- [Exercise prompt] Print the line containing "What's the underlying" and every line after it exactly as written, through the end of the records.

[Stored items]
>>>>>
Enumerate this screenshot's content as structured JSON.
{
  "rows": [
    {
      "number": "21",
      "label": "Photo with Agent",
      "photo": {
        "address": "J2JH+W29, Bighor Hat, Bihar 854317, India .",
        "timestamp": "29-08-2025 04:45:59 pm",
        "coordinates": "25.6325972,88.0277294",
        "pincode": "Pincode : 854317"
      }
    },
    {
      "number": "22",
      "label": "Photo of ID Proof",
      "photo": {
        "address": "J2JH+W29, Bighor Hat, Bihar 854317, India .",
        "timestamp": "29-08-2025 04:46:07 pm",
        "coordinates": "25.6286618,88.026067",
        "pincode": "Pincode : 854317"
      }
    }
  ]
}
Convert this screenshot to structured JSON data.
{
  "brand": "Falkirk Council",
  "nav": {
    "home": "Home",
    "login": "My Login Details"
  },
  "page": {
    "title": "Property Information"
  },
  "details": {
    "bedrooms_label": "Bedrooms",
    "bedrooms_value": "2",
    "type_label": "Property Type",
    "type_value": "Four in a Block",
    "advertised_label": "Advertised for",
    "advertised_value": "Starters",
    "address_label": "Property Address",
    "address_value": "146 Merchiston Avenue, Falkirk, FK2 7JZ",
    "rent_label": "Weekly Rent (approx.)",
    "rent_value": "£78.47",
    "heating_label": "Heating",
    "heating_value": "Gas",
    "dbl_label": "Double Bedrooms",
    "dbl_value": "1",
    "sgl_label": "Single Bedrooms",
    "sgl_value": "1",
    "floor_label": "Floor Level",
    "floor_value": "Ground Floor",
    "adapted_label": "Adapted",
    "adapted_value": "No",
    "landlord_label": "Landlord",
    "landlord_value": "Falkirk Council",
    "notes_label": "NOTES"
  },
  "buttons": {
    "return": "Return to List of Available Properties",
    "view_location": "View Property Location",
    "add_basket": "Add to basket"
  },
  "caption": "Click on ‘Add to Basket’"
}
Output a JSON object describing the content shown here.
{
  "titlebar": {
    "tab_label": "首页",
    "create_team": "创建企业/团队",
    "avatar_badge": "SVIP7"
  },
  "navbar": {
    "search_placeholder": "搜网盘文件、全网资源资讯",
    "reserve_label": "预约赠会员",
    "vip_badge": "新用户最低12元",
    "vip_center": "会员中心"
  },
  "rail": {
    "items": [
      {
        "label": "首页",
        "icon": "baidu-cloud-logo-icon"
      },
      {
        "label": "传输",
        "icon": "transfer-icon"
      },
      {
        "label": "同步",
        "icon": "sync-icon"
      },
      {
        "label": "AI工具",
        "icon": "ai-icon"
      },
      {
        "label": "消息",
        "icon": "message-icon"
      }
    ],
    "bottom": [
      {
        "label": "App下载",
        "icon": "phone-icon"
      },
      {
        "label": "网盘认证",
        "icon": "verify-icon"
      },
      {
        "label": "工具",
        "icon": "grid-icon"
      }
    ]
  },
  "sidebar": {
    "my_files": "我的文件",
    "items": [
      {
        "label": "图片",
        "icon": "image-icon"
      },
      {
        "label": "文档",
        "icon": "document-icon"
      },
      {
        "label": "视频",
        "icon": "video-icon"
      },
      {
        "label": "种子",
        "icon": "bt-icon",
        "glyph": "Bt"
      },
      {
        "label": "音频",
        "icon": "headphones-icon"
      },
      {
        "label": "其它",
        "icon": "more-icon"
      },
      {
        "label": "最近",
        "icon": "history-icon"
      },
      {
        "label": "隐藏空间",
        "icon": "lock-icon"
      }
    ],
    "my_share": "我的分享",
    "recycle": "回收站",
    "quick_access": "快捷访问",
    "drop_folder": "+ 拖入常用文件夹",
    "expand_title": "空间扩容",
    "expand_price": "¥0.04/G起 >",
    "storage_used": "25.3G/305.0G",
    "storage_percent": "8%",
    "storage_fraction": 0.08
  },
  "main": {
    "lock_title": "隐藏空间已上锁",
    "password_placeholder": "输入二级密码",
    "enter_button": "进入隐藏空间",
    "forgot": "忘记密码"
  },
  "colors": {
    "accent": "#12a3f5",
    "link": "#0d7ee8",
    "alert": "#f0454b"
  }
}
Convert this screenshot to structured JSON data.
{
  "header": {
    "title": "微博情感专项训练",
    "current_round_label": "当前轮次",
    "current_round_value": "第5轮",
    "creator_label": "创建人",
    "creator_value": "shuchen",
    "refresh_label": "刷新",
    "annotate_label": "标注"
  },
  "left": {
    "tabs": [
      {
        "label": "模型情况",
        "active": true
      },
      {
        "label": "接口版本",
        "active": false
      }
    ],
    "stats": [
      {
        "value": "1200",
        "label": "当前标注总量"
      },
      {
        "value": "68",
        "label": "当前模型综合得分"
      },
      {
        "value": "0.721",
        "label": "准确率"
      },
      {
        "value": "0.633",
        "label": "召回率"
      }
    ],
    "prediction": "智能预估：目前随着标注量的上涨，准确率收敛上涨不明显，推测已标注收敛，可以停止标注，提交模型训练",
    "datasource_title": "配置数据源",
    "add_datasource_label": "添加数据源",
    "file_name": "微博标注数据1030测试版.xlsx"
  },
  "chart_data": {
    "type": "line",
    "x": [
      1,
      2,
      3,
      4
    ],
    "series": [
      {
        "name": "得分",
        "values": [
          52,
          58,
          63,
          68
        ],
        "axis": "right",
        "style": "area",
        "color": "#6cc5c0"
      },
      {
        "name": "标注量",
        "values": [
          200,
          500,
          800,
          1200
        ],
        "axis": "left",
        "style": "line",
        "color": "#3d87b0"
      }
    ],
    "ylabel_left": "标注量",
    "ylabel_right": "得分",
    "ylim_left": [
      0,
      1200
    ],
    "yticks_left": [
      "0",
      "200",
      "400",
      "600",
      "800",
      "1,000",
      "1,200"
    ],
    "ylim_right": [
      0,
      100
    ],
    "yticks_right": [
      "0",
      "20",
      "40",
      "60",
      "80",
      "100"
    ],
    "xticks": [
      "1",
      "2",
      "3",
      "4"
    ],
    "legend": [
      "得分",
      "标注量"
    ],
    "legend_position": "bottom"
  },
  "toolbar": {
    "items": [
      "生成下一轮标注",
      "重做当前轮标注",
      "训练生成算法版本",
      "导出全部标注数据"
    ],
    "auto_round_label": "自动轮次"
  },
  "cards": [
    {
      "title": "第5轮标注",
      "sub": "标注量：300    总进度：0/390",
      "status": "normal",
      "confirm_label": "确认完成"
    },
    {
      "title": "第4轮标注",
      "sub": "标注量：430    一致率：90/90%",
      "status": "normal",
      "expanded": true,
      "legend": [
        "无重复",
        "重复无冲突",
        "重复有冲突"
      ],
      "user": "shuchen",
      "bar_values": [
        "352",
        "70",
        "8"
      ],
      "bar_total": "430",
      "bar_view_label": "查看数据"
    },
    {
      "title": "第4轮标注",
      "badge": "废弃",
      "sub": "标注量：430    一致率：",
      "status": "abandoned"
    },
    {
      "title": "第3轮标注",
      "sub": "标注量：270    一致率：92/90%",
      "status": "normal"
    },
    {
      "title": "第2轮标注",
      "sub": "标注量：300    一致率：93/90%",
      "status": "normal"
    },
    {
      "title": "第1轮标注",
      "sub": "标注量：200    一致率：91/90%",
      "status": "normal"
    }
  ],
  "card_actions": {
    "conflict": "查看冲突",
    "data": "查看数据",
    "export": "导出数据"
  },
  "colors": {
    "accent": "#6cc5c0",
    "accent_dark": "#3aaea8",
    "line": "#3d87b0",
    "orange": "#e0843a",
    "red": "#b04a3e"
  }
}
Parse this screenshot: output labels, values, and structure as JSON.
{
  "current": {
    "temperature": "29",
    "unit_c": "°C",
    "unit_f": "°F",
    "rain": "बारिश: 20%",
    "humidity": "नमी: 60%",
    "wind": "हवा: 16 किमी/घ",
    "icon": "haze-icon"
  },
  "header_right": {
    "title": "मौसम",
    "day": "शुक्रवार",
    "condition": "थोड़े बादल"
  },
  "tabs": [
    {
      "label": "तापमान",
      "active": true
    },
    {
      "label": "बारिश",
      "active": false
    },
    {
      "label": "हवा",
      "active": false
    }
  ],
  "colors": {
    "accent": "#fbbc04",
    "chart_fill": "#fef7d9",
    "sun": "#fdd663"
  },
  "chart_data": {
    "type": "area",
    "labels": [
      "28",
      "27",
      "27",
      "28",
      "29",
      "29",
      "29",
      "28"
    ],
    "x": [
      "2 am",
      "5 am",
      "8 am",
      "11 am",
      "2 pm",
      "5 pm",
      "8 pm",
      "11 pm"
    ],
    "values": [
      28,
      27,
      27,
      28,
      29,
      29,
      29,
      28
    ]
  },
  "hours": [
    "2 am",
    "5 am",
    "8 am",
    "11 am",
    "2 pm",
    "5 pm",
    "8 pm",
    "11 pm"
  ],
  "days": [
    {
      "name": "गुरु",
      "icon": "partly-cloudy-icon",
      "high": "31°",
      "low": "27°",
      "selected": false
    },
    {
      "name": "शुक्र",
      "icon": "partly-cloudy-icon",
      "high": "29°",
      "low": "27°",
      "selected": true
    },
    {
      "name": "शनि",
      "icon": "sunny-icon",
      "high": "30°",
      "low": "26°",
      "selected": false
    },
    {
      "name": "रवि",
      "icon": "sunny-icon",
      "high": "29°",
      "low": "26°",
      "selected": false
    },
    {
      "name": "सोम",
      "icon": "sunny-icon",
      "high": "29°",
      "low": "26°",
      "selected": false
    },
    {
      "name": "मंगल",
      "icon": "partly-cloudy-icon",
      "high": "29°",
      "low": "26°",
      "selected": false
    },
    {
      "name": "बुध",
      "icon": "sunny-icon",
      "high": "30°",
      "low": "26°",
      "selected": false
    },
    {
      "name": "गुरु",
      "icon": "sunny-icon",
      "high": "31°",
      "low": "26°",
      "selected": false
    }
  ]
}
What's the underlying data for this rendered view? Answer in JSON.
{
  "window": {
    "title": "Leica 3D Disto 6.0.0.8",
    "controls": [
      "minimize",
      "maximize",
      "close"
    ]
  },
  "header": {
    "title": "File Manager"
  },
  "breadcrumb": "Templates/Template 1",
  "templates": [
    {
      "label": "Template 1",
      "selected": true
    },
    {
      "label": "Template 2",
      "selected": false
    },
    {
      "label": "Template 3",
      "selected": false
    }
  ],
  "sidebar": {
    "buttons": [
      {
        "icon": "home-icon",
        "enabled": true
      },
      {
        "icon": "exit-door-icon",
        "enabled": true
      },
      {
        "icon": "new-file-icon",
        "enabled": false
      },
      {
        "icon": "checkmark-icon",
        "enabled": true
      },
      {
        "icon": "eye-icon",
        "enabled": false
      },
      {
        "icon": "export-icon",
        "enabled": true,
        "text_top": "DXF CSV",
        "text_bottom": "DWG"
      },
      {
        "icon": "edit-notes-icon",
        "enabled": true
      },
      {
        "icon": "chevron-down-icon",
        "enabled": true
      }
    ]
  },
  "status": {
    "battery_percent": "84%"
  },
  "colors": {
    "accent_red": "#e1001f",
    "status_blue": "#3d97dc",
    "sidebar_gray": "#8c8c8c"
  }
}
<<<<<
- [Solved exercise]
What's the underlying data for this rendered view? Answer in JSON.
{
  "window": {
    "title": "Leica 3D Disto 6.0.0.8",
    "controls": [
      "minimize",
      "maximize",
      "close"
    ]
  },
  "header": {
    "title": "File Manager"
  },
  "breadcrumb": "Templates/Template 1",
  "templates": [
    {
      "label": "Template 1",
      "selected": true
    },
    {
      "label": "Template 2",
      "selected": false
    },
    {
      "label": "Template 3",
      "selected": false
    }
  ],
  "sidebar": {
    "buttons": [
      {
        "icon": "home-icon",
        "enabled": true
      },
      {
        "icon": "exit-door-icon",
        "enabled": true
      },
      {
        "icon": "new-file-icon",
        "enabled": false
      },
      {
        "icon": "checkmark-icon",
        "enabled": true
      },
      {
        "icon": "eye-icon",
        "enabled": false
      },
      {
        "icon": "export-icon",
        "enabled": true,
        "text_top": "DXF CSV",
        "text_bottom": "DWG"
      },
      {
        "icon": "edit-notes-icon",
        "enabled": true
      },
      {
        "icon": "chevron-down-icon",
        "enabled": true
      }
    ]
  },
  "status": {
    "battery_percent": "84%"
  },
  "colors": {
    "accent_red": "#e1001f",
    "status_blue": "#3d97dc",
    "sidebar_gray": "#8c8c8c"
  }
}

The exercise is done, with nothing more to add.